Back in the days of my direct acquaintance with West Africa, before Nigerian oil, when life was little more civilised, Ghana and Nigeria enjoyed a sort of see-saw economic cycle. When one was doing well, the other was doing poorly, and vice-versa. Accra is separated from Lagos by a skinny strip of land that gives mini-nations Togo and Benin access to the Gulf of Guinea - generally migrants drive straight across it unhindered. And so with economic boom and bust a horde of migrants moved back and forth between the two cities.
And when some diplomatic spat or financial disagreement caused the two governments to fall out, the consequences were felt by the migrants. They were simply expelled en masse; rounded up by the police and army where necessary, and sent packing. I remember seeing two pieces of news footage; one was of Ghanaians trekking westwards, a long walking column of chaps carrying washing machines on their heads, women bowed under the weight of huge blanket-wrapped bundles on their backs as they walked home. The second was of Nigerians expelled from Ghana walking eastwards, a long column of men with fridges on their heads and women dragging cloth-wrapped bundles on makeshift sleds.
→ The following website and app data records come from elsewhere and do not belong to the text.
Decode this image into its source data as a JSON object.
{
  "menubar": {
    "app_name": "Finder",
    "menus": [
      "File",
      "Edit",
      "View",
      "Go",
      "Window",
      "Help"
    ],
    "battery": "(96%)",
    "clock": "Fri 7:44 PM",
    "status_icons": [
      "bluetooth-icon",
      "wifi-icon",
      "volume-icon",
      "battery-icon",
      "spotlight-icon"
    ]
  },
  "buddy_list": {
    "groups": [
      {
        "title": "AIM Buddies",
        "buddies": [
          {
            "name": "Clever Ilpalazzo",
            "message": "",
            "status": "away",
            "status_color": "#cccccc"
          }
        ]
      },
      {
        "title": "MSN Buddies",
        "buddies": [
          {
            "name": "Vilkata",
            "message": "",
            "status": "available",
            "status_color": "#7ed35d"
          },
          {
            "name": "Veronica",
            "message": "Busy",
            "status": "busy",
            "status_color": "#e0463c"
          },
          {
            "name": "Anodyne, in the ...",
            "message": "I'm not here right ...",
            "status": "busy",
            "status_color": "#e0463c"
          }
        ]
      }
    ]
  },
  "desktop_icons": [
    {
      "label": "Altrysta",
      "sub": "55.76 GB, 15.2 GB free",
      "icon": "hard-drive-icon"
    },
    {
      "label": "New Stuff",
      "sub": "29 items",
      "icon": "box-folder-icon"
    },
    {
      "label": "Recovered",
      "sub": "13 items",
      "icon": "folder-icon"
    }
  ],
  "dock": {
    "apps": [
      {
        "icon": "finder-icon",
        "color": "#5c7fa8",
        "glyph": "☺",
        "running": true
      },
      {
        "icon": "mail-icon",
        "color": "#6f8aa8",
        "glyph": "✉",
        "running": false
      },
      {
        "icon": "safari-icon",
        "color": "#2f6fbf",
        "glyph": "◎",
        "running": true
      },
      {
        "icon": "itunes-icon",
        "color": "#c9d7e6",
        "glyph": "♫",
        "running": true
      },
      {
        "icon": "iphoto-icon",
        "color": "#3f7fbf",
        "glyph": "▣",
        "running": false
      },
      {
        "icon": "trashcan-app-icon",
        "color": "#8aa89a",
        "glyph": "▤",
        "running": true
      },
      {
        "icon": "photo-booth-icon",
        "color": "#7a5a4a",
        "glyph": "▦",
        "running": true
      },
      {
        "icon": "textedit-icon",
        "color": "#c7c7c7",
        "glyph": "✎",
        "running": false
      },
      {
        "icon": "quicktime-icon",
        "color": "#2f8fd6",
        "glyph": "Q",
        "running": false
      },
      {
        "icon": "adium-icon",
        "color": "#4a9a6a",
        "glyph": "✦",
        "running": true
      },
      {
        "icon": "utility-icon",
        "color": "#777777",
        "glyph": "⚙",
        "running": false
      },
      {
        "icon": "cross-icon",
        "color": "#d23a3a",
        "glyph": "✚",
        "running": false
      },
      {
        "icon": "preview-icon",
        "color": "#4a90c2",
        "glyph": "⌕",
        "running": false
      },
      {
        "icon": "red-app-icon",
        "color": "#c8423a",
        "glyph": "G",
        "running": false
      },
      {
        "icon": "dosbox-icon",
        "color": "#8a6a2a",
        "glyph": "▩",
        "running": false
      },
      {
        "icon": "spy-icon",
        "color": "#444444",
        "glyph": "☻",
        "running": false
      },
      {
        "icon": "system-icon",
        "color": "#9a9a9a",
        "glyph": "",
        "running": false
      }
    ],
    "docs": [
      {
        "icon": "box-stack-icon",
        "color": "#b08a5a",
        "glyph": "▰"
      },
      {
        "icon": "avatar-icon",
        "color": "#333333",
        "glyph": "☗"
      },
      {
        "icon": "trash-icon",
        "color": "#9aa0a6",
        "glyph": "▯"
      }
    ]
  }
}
They're quite used to this sort of solution, you see. The hundreds of thousands now illegally in the UK would not be at all surprised and only slightly put-out to be marched onto a fleet of ferries moored at Southampton to take them home. It's the African way.